*** Given records ***

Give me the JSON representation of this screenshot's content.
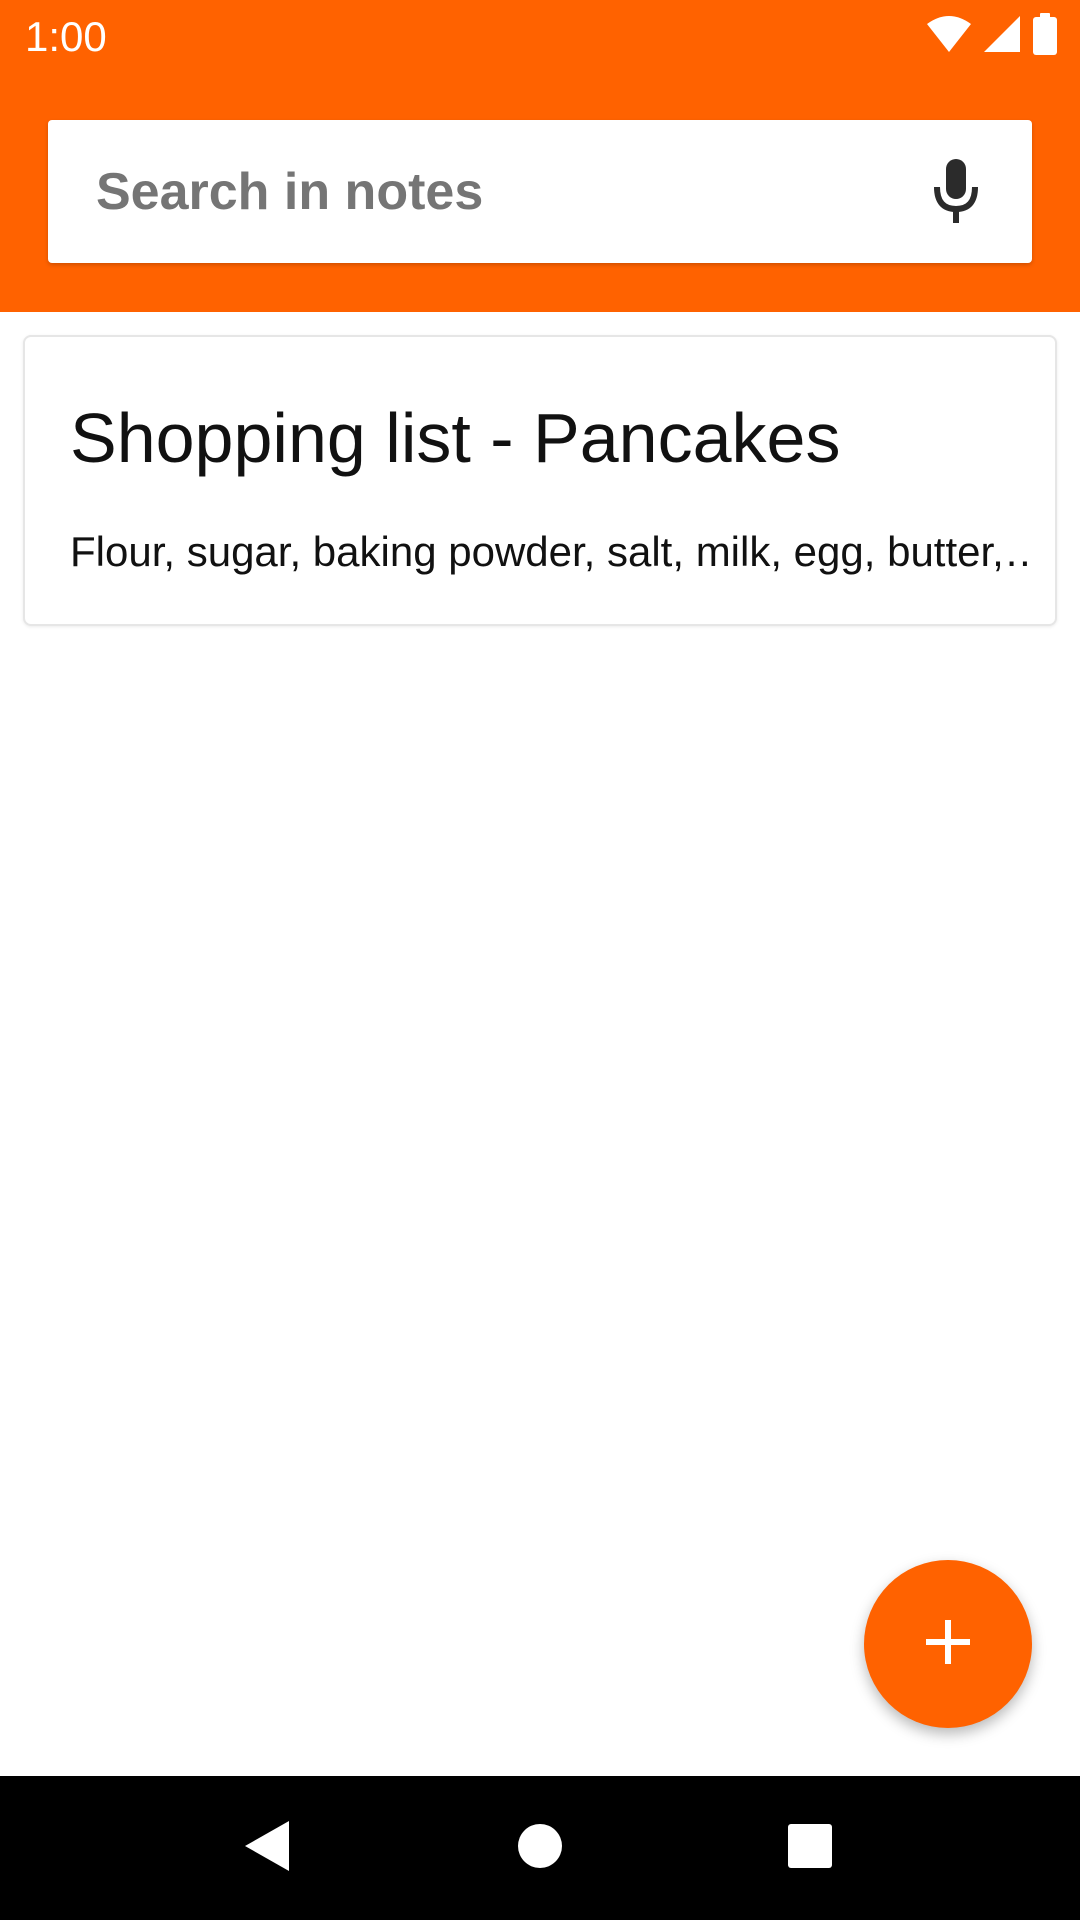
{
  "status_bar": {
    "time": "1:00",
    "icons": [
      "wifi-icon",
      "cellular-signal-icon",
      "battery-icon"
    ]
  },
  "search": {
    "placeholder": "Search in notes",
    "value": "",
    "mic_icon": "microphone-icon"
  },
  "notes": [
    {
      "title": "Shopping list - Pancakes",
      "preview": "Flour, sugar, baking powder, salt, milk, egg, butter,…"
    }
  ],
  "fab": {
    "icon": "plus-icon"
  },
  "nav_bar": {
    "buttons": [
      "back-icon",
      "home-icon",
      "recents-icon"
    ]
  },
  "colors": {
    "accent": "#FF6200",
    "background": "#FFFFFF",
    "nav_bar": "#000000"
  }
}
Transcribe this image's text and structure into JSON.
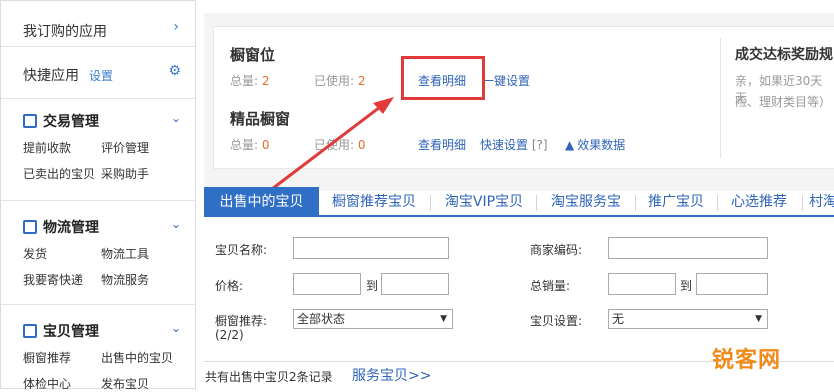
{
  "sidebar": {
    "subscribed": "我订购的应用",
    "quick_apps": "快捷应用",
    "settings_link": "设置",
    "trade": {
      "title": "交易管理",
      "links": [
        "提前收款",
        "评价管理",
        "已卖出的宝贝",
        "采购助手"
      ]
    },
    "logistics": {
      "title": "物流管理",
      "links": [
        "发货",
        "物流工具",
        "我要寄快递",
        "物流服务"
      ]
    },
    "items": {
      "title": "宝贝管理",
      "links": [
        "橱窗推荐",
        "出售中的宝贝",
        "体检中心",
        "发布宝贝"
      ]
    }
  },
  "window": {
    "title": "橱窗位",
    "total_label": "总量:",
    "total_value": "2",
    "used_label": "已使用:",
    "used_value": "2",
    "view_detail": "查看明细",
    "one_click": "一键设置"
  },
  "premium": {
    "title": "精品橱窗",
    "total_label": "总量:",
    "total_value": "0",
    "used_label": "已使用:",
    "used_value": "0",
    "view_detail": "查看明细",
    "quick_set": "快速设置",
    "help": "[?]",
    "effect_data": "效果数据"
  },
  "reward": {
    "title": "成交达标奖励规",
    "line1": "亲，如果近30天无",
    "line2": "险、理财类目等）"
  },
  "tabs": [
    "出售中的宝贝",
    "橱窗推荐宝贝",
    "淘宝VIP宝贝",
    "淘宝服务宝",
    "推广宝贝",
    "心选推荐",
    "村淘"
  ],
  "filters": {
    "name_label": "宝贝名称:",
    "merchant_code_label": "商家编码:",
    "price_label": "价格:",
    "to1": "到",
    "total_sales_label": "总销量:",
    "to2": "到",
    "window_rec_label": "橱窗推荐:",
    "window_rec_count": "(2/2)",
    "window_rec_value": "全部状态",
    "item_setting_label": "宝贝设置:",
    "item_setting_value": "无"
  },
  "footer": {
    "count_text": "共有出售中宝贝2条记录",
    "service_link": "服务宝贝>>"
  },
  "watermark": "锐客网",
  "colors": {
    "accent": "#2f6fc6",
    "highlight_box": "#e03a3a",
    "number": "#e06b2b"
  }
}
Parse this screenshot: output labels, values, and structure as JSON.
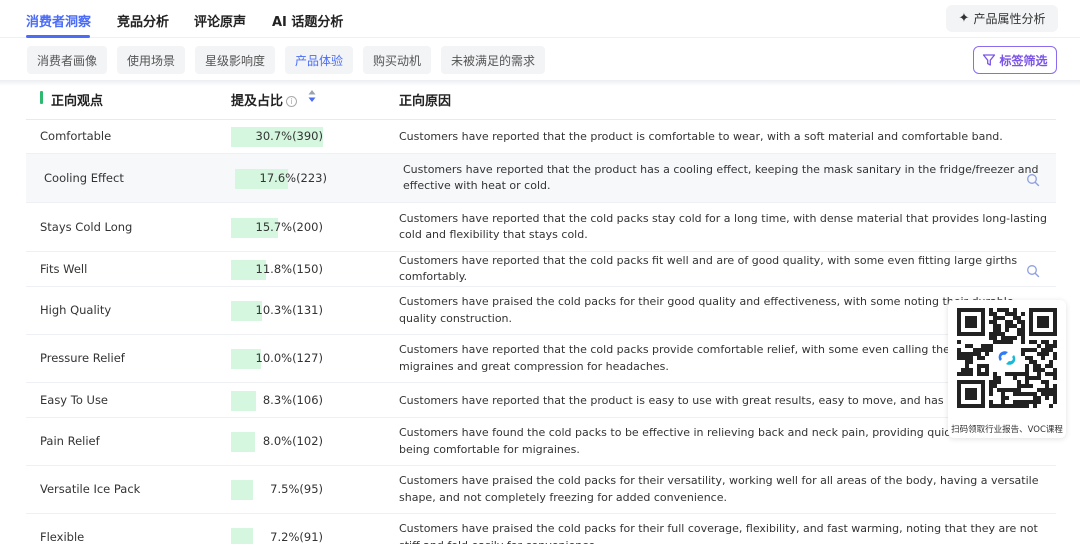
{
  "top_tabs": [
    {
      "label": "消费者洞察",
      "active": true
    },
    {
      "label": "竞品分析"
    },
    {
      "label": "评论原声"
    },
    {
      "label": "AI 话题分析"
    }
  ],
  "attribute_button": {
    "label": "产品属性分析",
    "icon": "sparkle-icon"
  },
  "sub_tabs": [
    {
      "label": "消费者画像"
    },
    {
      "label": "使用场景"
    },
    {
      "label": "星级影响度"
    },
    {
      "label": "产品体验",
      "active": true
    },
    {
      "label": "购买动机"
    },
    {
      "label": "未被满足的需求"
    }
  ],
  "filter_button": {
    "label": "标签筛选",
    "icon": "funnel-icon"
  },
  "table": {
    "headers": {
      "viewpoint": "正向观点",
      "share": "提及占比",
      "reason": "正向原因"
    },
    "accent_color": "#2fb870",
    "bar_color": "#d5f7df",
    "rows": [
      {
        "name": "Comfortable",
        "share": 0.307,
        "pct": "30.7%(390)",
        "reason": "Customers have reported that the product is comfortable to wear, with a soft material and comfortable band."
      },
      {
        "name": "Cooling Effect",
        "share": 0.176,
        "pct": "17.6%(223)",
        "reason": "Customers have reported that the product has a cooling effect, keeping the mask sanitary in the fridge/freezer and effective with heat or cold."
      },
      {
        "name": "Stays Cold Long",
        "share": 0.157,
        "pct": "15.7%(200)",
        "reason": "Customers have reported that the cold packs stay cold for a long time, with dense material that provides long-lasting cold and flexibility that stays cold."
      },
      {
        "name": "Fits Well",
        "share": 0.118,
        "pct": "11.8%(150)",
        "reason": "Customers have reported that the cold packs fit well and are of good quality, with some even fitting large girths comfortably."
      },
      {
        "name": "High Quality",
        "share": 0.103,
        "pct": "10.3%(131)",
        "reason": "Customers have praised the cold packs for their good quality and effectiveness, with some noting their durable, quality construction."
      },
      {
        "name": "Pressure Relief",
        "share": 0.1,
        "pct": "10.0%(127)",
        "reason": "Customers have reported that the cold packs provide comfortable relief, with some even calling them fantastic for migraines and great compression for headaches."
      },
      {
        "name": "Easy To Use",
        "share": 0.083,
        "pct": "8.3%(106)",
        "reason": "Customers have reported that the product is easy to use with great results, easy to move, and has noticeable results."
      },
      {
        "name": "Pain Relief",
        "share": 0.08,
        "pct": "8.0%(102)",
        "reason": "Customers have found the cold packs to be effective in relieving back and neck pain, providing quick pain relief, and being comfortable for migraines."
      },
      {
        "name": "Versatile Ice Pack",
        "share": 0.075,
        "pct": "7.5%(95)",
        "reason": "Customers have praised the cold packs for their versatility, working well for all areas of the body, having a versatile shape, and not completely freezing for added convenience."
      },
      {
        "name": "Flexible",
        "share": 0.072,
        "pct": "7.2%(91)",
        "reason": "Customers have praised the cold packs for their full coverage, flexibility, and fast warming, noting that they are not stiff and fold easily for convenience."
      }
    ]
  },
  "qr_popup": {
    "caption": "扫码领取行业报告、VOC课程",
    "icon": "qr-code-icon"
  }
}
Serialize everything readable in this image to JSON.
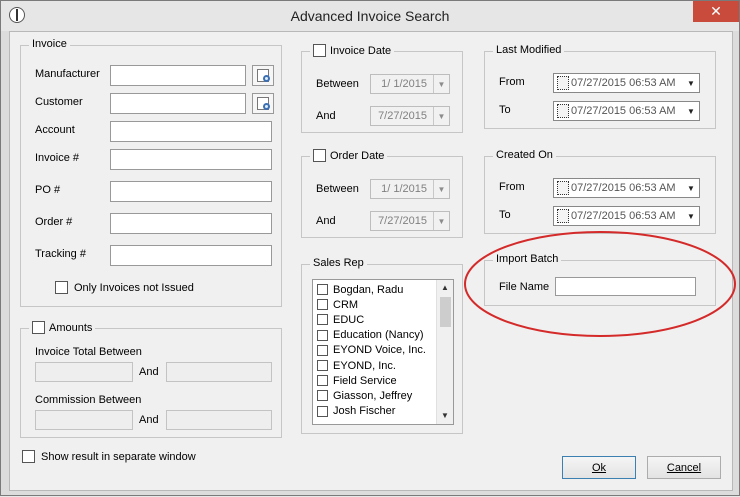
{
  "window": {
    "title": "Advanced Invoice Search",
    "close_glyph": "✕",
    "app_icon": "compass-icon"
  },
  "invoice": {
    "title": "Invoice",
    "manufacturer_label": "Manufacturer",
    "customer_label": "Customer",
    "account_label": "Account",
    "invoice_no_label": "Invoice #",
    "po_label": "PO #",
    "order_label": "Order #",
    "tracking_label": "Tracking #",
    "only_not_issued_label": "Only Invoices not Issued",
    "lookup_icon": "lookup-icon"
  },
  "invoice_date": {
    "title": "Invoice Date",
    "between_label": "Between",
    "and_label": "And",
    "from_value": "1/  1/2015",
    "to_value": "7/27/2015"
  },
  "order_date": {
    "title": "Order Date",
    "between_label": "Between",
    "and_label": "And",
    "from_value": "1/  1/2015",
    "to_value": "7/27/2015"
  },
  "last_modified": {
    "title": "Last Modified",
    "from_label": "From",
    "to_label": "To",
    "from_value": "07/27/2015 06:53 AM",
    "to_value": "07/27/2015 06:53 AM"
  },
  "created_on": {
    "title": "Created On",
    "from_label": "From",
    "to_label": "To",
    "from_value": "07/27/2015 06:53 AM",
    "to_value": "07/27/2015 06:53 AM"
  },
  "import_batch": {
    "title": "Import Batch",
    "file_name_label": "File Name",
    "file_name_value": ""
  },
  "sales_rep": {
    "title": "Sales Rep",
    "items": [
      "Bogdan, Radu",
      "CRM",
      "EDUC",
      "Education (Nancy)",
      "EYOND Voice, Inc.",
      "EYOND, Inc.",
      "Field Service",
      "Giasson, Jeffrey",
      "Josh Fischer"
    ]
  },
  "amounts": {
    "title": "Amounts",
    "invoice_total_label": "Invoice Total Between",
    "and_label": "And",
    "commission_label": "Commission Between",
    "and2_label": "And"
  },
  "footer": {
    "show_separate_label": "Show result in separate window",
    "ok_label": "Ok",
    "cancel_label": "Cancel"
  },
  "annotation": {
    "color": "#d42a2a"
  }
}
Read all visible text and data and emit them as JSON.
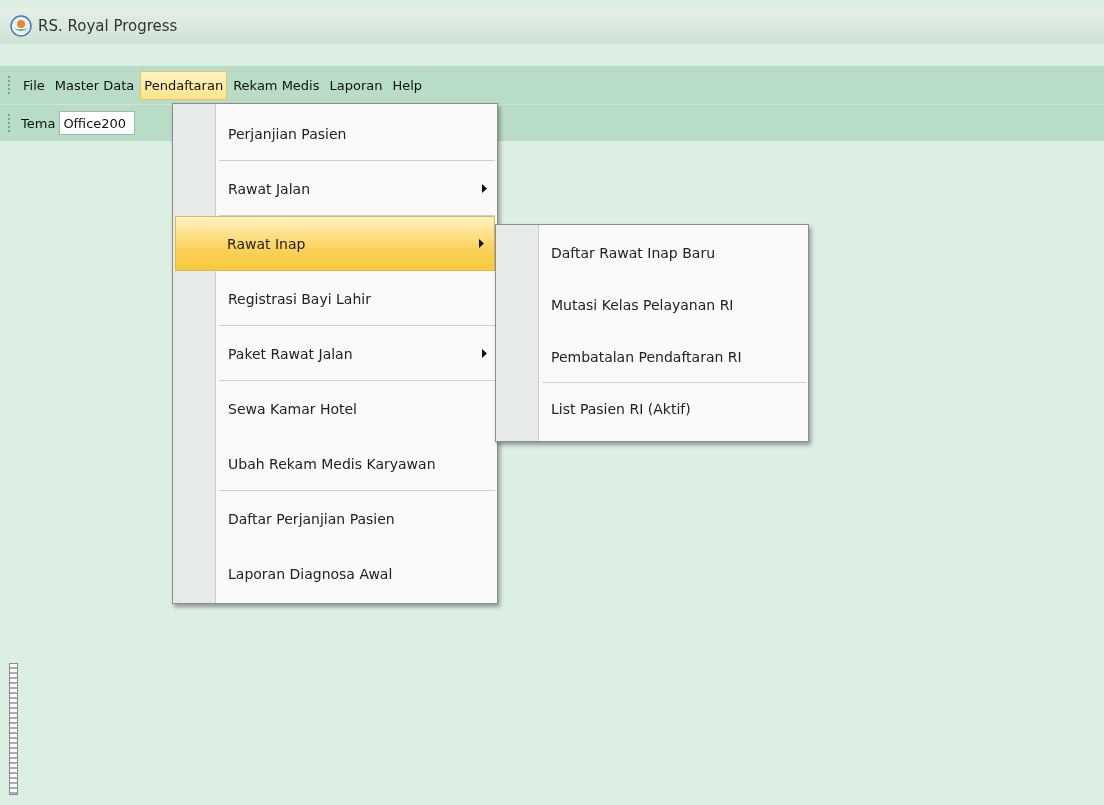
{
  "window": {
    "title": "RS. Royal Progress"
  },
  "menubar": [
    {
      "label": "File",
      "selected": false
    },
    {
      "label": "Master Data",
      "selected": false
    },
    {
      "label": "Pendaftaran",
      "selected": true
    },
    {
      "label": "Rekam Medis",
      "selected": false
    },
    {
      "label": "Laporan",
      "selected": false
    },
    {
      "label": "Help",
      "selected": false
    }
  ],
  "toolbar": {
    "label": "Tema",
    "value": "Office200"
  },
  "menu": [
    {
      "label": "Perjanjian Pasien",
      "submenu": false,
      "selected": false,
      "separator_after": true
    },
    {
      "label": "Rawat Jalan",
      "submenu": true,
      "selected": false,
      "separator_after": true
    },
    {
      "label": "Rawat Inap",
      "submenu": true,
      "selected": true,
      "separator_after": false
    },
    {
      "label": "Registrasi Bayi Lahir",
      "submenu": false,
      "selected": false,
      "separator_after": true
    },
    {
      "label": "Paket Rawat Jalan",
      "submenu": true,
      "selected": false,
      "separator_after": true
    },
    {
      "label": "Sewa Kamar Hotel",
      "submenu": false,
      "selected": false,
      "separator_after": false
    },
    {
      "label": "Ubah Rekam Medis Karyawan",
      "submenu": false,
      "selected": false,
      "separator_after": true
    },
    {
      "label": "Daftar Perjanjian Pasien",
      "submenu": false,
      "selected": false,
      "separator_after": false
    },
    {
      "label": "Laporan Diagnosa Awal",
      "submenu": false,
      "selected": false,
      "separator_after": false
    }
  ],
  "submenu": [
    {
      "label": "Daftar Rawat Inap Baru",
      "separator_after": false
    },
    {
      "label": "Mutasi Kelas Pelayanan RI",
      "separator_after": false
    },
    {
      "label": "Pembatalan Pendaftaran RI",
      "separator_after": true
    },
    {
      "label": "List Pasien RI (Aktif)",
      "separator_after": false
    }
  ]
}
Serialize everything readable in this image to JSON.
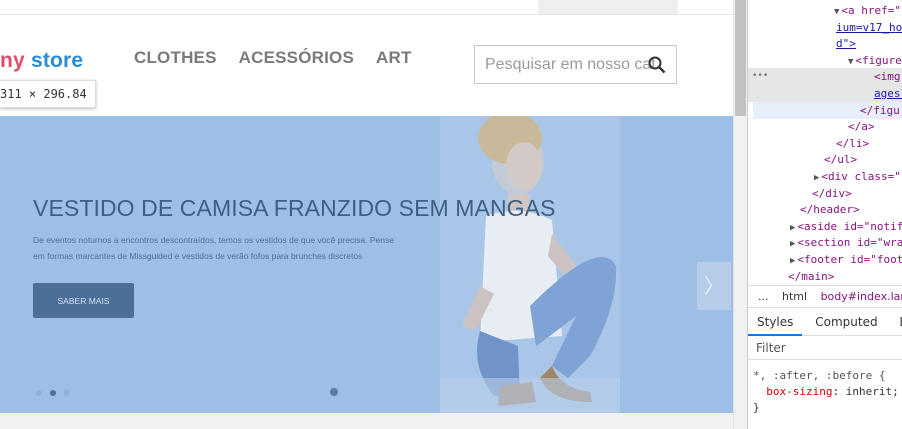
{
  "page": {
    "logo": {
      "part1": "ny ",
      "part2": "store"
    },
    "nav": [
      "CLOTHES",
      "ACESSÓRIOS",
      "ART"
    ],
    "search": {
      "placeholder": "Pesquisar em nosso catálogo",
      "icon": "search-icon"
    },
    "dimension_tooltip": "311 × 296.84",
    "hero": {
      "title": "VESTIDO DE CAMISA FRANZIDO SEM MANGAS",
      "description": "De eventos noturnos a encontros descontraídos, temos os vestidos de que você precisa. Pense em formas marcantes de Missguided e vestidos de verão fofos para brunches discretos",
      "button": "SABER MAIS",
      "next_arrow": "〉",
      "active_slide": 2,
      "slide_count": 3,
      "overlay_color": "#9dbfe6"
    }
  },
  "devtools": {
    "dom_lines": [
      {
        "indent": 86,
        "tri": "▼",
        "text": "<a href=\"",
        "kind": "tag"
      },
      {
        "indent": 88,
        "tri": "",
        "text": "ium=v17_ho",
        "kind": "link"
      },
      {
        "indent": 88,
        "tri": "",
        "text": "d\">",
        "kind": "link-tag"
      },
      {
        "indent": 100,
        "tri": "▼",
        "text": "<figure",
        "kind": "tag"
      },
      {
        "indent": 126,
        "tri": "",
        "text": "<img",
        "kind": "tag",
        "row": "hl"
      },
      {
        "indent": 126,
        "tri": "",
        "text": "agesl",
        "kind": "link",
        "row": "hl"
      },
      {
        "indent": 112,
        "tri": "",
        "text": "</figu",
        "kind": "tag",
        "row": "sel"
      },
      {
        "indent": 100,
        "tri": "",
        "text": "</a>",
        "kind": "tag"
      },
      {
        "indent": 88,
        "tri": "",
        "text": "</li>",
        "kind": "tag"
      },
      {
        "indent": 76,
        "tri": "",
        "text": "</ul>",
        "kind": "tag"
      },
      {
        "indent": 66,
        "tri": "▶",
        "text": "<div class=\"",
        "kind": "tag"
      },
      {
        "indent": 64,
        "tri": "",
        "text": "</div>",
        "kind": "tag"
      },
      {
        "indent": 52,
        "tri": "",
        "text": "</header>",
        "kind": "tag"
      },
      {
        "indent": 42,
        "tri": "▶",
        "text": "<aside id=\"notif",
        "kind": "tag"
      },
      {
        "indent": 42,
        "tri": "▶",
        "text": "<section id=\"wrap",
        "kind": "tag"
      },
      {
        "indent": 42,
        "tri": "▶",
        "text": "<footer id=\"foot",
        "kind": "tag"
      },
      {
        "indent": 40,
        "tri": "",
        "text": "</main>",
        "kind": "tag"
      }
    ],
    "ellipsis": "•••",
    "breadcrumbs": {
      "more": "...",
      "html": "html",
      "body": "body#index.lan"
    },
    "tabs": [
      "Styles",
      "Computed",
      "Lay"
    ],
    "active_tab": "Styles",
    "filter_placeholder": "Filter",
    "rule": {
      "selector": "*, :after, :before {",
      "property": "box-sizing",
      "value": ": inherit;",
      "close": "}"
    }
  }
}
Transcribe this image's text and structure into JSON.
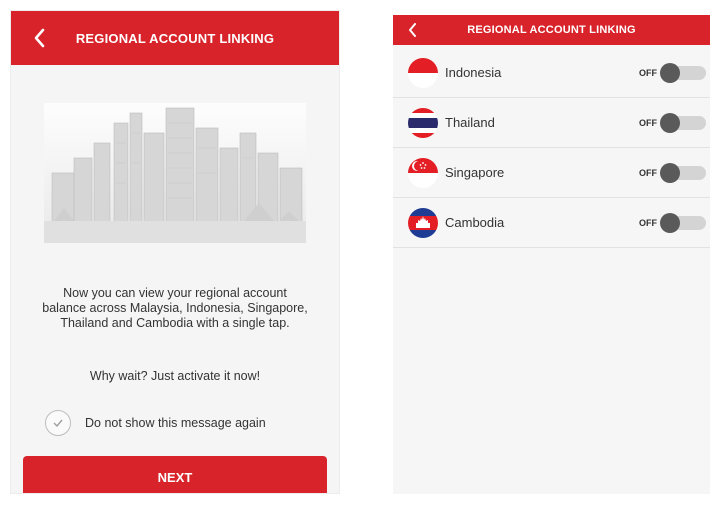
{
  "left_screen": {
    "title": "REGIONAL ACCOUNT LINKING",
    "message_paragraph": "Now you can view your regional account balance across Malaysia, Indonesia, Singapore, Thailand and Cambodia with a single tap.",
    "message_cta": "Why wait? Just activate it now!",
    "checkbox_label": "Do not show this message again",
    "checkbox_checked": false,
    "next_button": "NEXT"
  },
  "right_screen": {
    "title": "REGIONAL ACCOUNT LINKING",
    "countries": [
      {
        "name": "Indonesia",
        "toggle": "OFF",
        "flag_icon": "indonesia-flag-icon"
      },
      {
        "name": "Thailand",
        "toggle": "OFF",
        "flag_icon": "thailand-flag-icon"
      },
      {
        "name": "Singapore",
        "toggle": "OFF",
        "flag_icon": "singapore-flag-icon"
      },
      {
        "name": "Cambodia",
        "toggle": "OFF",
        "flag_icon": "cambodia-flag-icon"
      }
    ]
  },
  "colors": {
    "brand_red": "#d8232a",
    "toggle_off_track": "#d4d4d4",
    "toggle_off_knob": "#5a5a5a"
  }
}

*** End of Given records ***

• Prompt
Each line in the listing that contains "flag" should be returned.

• Solution to this problem
        "flag_icon": "indonesia-flag-icon"
        "flag_icon": "thailand-flag-icon"
        "flag_icon": "singapore-flag-icon"
        "flag_icon": "cambodia-flag-icon"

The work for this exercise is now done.